Yundi Li was born in Chongquing in central China. Like many musicians, his penchant for music became apparent in early childhood. One day, when he was three years old, he was so fascinated by a man playing an accordion in a shopping mall that he refused to leave the mall. At the age of four, he started learning to play the accordion. When he was seven, he asked his parents to let him have piano lessons. At the age of twelve, Li gave the best performance in a fiercely competitive selection process and thus earned himself a place at the top music school in Sichuan province. About a year later, when Li's teacher decided to take up a post at the School of Arts in Shenzhen, southern China, Li's family moved in order to allow the young prodigy to continue his studies in Shenzhen. The tuition at this school was expensive, and Li's mother had already given up her job in order to supervise the boy's education. However, Li had won numerous scholarships and awards which enabled him to afford the fees. At thirteen, Li won the Stravinsky Competition in the United States. He went on to take First Prize at the Gina Bachauer International Piano Competition in the United States and Third Prize at the Franz Liszt Piano Competition in the Netherlands, as well as being a major winner in the Second China International Piano Competition in Beijing. At just eighteen, Yundi Li won the first prize at the Frederic Chopin Competition held in Warsaw in October 2000. He is believed to be the youngest winner of this prestigious contest which has been held every five years since 1927.

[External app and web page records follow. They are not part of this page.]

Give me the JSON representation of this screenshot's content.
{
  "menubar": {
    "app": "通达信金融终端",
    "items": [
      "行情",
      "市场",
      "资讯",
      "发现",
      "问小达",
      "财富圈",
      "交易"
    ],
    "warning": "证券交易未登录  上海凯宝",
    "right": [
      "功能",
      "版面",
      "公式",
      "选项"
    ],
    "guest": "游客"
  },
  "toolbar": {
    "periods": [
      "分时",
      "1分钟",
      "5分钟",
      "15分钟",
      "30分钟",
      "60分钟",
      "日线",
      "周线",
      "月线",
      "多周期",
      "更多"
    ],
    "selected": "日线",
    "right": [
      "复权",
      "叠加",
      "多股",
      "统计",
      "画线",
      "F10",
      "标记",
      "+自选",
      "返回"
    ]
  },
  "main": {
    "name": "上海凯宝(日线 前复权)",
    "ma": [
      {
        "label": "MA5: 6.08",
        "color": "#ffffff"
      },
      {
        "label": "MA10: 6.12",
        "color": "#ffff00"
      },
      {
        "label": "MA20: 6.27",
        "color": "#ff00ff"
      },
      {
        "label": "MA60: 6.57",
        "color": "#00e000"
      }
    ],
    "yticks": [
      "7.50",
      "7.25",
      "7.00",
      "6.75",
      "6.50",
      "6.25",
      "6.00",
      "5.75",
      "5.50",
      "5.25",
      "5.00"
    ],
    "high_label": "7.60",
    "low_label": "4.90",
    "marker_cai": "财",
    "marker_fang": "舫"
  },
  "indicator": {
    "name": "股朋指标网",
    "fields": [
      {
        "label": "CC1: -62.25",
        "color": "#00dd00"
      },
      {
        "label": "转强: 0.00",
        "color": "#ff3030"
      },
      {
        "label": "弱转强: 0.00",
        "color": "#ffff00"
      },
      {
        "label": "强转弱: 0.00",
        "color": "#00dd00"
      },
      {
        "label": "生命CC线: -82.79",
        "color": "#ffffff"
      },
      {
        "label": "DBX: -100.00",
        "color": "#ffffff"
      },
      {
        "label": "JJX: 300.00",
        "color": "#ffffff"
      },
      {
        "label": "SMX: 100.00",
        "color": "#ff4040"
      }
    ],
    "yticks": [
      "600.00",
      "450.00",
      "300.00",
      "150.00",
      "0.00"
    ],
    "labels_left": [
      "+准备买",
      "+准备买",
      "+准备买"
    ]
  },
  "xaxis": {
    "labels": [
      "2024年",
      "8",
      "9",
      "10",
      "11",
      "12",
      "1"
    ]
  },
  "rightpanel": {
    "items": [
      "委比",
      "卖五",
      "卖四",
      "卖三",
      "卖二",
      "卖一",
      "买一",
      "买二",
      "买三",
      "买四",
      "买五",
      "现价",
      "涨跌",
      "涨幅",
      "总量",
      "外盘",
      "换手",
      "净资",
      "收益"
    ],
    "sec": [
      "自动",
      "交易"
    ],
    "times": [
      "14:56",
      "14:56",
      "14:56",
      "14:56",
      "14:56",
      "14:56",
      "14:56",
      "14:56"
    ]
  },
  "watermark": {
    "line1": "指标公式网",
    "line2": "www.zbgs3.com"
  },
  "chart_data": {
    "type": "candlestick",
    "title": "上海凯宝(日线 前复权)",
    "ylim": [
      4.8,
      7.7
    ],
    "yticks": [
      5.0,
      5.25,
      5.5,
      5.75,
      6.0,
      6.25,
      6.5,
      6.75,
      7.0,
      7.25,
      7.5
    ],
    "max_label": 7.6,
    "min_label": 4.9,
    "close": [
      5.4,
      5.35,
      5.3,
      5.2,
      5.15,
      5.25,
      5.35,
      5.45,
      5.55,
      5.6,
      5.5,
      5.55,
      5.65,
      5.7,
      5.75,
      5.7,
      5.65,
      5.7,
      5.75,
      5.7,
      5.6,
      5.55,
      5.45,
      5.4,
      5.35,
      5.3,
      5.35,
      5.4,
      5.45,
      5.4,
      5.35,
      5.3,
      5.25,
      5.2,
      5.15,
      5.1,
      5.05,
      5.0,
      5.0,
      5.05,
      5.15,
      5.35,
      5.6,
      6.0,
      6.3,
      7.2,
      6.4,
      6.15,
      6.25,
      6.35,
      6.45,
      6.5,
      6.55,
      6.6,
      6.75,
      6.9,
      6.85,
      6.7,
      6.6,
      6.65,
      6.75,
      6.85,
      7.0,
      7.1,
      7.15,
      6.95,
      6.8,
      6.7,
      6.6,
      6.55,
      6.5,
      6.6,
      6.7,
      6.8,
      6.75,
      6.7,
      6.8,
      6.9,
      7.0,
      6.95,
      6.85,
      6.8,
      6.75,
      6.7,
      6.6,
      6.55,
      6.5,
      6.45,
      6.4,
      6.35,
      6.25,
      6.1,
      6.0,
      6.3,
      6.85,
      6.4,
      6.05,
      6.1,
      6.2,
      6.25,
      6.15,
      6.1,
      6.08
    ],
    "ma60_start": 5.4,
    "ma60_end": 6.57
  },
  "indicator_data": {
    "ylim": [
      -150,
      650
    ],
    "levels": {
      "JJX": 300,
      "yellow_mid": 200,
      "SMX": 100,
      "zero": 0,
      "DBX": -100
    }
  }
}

I had just seen and heard Yundi Li in concert and was floored by his impressive talent. Someone sitting nearby told me that I would also be impressed by his recordings. It was a huge understatement! This young man has talent to spare and shows it in every way on every track. I have ordered all of his recordings.